I finished Week 6 this week with a few challenges. Fitting in the early morning runs before getting my shower, nursing the baby, and now walking the big kids to school at 7:20 a.m. (they started back on August 5--so early!) is tricky. Plus my husband, Rick, is also training, so I have to fit my runs around his. Some days I have only exactly enough time to run my distance, so we pass each other at our garage door, he heading in and me heading out. Some days when he's out running, I run laps around the front of my house (these are usually my 3-4 mile runs). I've also started waking up much earlier (as early as 3:30 a.m.), but I anticipate I may have to get up even earlier as the weeks go on in order to fit in the long runs. I'm sure these things aren't really anything new to most of you too. It's just an adjustment for me to be taking training more seriously now.
Another challenge is trying to fit in group long runs (which I enjoy) with my solo pace runs. Hal frequently calls for a pace run before the long run. The purpose of the pace runs is to get used to running the pace you will be maintaining race day--holding the pace consistently through a series of miles. These runs start at 5 miles and go up to 10 miles. The long run follows the next day so that you are running on somewhat fatigued legs. The long run is 30-90 seconds off of your goal pace time. It starts at 10 miles and builds to 3 20-mile runs during the 18 weeks of training. I normally complete these on Thursday (pace) and Friday (long).
This week it worked best for me to do my long run with my group on Thursday, meaning Friday (today) was left for a pace run. The group did 13 miles yesterday. My plan only called for 10 miles, but I ran the whole distance with them at just under a 9:00 pace. Today I had to run 7 miles at an 8:00 pace (my goal pace for a 3:30 marathon). I struggled through these miles and saw the reason for the order of these 2 runs! Trying to hold the challenging 8:00 pace was much harder with my tired legs from yesterday's long run!
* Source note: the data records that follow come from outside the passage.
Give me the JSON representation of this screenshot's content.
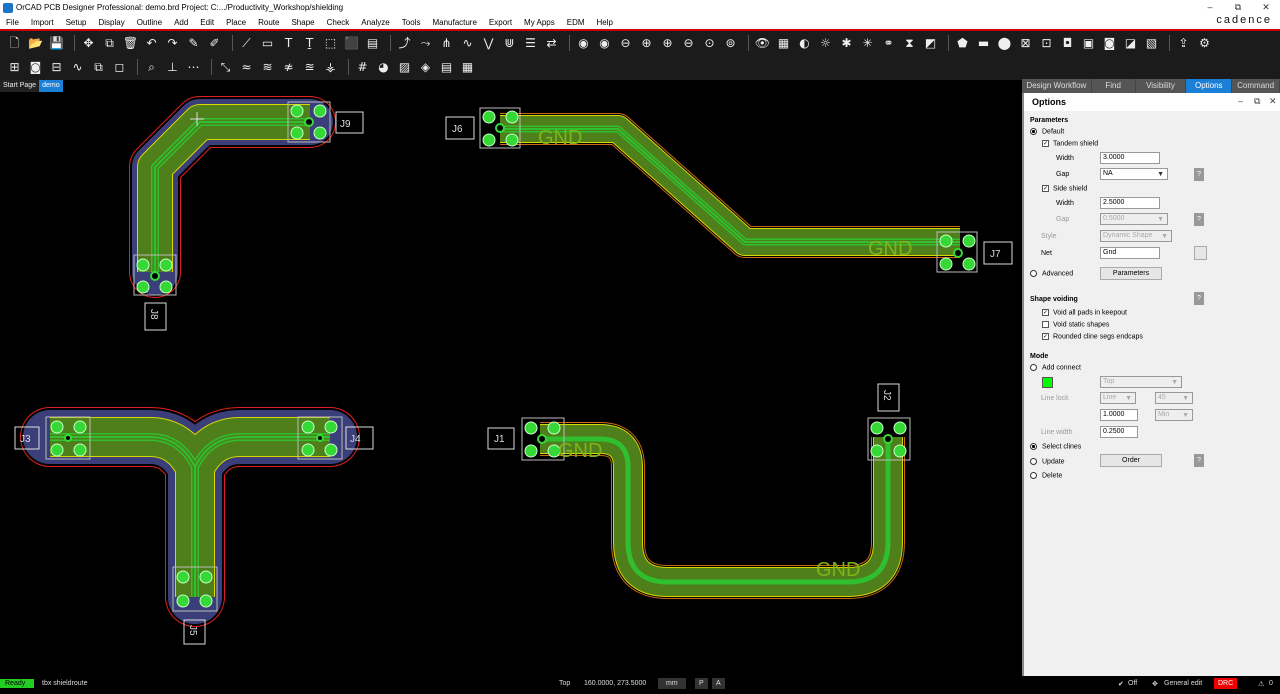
{
  "window": {
    "title": "OrCAD PCB Designer Professional: demo.brd  Project: C:.../Productivity_Workshop/shielding",
    "brand": "cadence",
    "controls": [
      "–",
      "⧉",
      "✕"
    ]
  },
  "menu": [
    "File",
    "Import",
    "Setup",
    "Display",
    "Outline",
    "Add",
    "Edit",
    "Place",
    "Route",
    "Shape",
    "Check",
    "Analyze",
    "Tools",
    "Manufacture",
    "Export",
    "My Apps",
    "EDM",
    "Help"
  ],
  "toolbar1": [
    {
      "name": "new-icon",
      "glyph": "🗋"
    },
    {
      "name": "open-icon",
      "glyph": "📂"
    },
    {
      "name": "save-icon",
      "glyph": "💾"
    },
    {
      "name": "move-icon",
      "glyph": "✥"
    },
    {
      "name": "copy-icon",
      "glyph": "⧉"
    },
    {
      "name": "delete-icon",
      "glyph": "🗑"
    },
    {
      "name": "undo-icon",
      "glyph": "↶"
    },
    {
      "name": "redo-icon",
      "glyph": "↷"
    },
    {
      "name": "pin-icon",
      "glyph": "✎"
    },
    {
      "name": "unpin-icon",
      "glyph": "✐"
    },
    {
      "name": "add-line-icon",
      "glyph": "⟋"
    },
    {
      "name": "add-rect-icon",
      "glyph": "▭"
    },
    {
      "name": "add-text-icon",
      "glyph": "T"
    },
    {
      "name": "edit-text-icon",
      "glyph": "Ṯ"
    },
    {
      "name": "place-icon",
      "glyph": "⬚"
    },
    {
      "name": "component-icon",
      "glyph": "⬛"
    },
    {
      "name": "text-box-icon",
      "glyph": "▤"
    },
    {
      "name": "add-connect-icon",
      "glyph": "⤴"
    },
    {
      "name": "slide-icon",
      "glyph": "⤳"
    },
    {
      "name": "delay-tune-icon",
      "glyph": "⋔"
    },
    {
      "name": "custom-smooth-icon",
      "glyph": "∿"
    },
    {
      "name": "fanout-icon",
      "glyph": "⋁"
    },
    {
      "name": "spread-icon",
      "glyph": "⋓"
    },
    {
      "name": "bus-icon",
      "glyph": "☰"
    },
    {
      "name": "swap-icon",
      "glyph": "⇄"
    },
    {
      "name": "drc-icon",
      "glyph": "◉"
    },
    {
      "name": "drc-update-icon",
      "glyph": "◉"
    },
    {
      "name": "zoom-fit-icon",
      "glyph": "⊖"
    },
    {
      "name": "zoom-prev-icon",
      "glyph": "⊕"
    },
    {
      "name": "zoom-in-icon",
      "glyph": "⊕"
    },
    {
      "name": "zoom-out-icon",
      "glyph": "⊖"
    },
    {
      "name": "zoom-world-icon",
      "glyph": "⊙"
    },
    {
      "name": "zoom-center-icon",
      "glyph": "⊚"
    },
    {
      "name": "view-icon",
      "glyph": "👁"
    },
    {
      "name": "color-icon",
      "glyph": "▦"
    },
    {
      "name": "shadow-icon",
      "glyph": "◐"
    },
    {
      "name": "highlight-icon",
      "glyph": "☼"
    },
    {
      "name": "dehighlight-icon",
      "glyph": "✱"
    },
    {
      "name": "ratsnest-icon",
      "glyph": "✳"
    },
    {
      "name": "unrats-icon",
      "glyph": "⚭"
    },
    {
      "name": "hourglass-icon",
      "glyph": "⧗"
    },
    {
      "name": "flip-icon",
      "glyph": "◩"
    },
    {
      "name": "shape-icon",
      "glyph": "⬟"
    },
    {
      "name": "shape-edit-icon",
      "glyph": "▬"
    },
    {
      "name": "shape-void-icon",
      "glyph": "⬤"
    },
    {
      "name": "shape-merge-icon",
      "glyph": "⊠"
    },
    {
      "name": "shape-check-icon",
      "glyph": "⊡"
    },
    {
      "name": "shape-select-icon",
      "glyph": "◘"
    },
    {
      "name": "shape-dynamic-icon",
      "glyph": "▣"
    },
    {
      "name": "shape-static-icon",
      "glyph": "◙"
    },
    {
      "name": "shape-fill-icon",
      "glyph": "◪"
    },
    {
      "name": "stackup-icon",
      "glyph": "▧"
    },
    {
      "name": "export-icon",
      "glyph": "⇪"
    },
    {
      "name": "manufacture-icon",
      "glyph": "⚙"
    }
  ],
  "toolbar2": [
    {
      "name": "sch-icon",
      "glyph": "⊞"
    },
    {
      "name": "pad-icon",
      "glyph": "◙"
    },
    {
      "name": "net-icon",
      "glyph": "⊟"
    },
    {
      "name": "wave-icon",
      "glyph": "∿"
    },
    {
      "name": "frame-icon",
      "glyph": "⧉"
    },
    {
      "name": "board-icon",
      "glyph": "◻"
    },
    {
      "name": "measure-icon",
      "glyph": "⌕"
    },
    {
      "name": "dimension-icon",
      "glyph": "⊥"
    },
    {
      "name": "spacing-icon",
      "glyph": "⋯"
    },
    {
      "name": "route-icon",
      "glyph": "⤡"
    },
    {
      "name": "diffpair-icon",
      "glyph": "≈"
    },
    {
      "name": "tune-icon",
      "glyph": "≋"
    },
    {
      "name": "phase-icon",
      "glyph": "≉"
    },
    {
      "name": "shield-icon",
      "glyph": "≊"
    },
    {
      "name": "breakout-icon",
      "glyph": "⚶"
    },
    {
      "name": "grid-icon",
      "glyph": "#"
    },
    {
      "name": "colorwheel-icon",
      "glyph": "◕"
    },
    {
      "name": "palette-icon",
      "glyph": "▨"
    },
    {
      "name": "layers-icon",
      "glyph": "◈"
    },
    {
      "name": "report-icon",
      "glyph": "▤"
    },
    {
      "name": "cmd-icon",
      "glyph": "▦"
    }
  ],
  "docTabs": [
    {
      "label": "Start Page",
      "active": false
    },
    {
      "label": "demo",
      "active": true
    }
  ],
  "canvas": {
    "labels": [
      {
        "id": "j9",
        "text": "J9"
      },
      {
        "id": "j6",
        "text": "J6"
      },
      {
        "id": "j7",
        "text": "J7"
      },
      {
        "id": "j8",
        "text": "J8"
      },
      {
        "id": "j3",
        "text": "J3"
      },
      {
        "id": "j4",
        "text": "J4"
      },
      {
        "id": "j1",
        "text": "J1"
      },
      {
        "id": "j2",
        "text": "J2"
      },
      {
        "id": "j5",
        "text": "J5"
      }
    ],
    "netLabels": [
      {
        "id": "gnd1",
        "text": "GND"
      },
      {
        "id": "gnd2",
        "text": "GND"
      },
      {
        "id": "gnd3",
        "text": "GND"
      },
      {
        "id": "gnd4",
        "text": "GND"
      }
    ],
    "colors": {
      "copper": "#4f7f1a",
      "trace": "#2fbf2f",
      "shield_outline": "#d8d800",
      "keepout": "#e02020",
      "plane": "#3a3f7a",
      "pad": "#36d836",
      "pad_ring": "#c9ffc9",
      "gnd_text": "#7fb31a"
    }
  },
  "rightTabs": [
    {
      "label": "Design Workflow",
      "active": false
    },
    {
      "label": "Find",
      "active": false
    },
    {
      "label": "Visibility",
      "active": false
    },
    {
      "label": "Options",
      "active": true
    },
    {
      "label": "Command",
      "active": false
    }
  ],
  "options": {
    "title": "Options",
    "header_buttons": [
      "–",
      "⧉",
      "✕"
    ],
    "parameters": "Parameters",
    "default": "Default",
    "tandem_shield": "Tandem shield",
    "tandem_width_label": "Width",
    "tandem_width": "3.0000",
    "tandem_gap_label": "Gap",
    "tandem_gap": "NA",
    "side_shield": "Side shield",
    "side_width_label": "Width",
    "side_width": "2.5000",
    "side_gap_label": "Gap",
    "side_gap": "0.5000",
    "style_label": "Style",
    "style": "Dynamic Shape",
    "net_label": "Net",
    "net": "Gnd",
    "advanced": "Advanced",
    "parameters_button": "Parameters",
    "shape_voiding": "Shape voiding",
    "void_all_pads": "Void all pads in keepout",
    "void_static": "Void static shapes",
    "rounded_endcaps": "Rounded cline segs endcaps",
    "mode": "Mode",
    "add_connect": "Add connect",
    "layer": "Top",
    "line_lock_label": "Line lock",
    "line_lock": "Line",
    "line_lock_angle": "45",
    "line_lock_value": "1.0000",
    "line_lock_min": "Min",
    "line_width_label": "Line width",
    "line_width": "0.2500",
    "select_clines": "Select clines",
    "update": "Update",
    "order_button": "Order",
    "delete": "Delete",
    "help": "?"
  },
  "status": {
    "ready": "Ready",
    "command": "tbx shieldroute",
    "layer": "Top",
    "coords": "160.0000, 273.5000",
    "units": "mm",
    "p": "P",
    "a": "A",
    "off": "Off",
    "mode": "General edit",
    "drc": "DRC",
    "drc_count": "0"
  }
}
Remember, I am still getting back from pregnancy. I feel much weaker where I once felt strength. Today's run reminded me that I am not back yet.
Something that helped me today was the Apollo 13 quote, "Failure is not an option." I don't know why I thought of it today, but thankfully I did. I had started my run with an 8:26 mile, feeling so tired and needing a warm up (but not having left time in my morning for a proper one). I played a mental game of trying to "make back" the extra 26 seconds over the next 6 miles. I don't have my data in front of me, but I think the rest of the miles were 8:00, 7:58, 7:59, 7:48, 8:00, and 7:34, so I easily made up for the slower first mile to finish under 8:00 for the entire run. Thinking that "failure is not an option" pushed me to keep each mile on pace even though I was so tired. You might think that one run in an 18 week plan doesn't matter, but I beg to differ. Once you start letting yourself "cheat," you are only really cheating yourself! I also learned this week to really trust the training plan. There is a reason for the specific order of each run. Do your best to stick with that order if possible.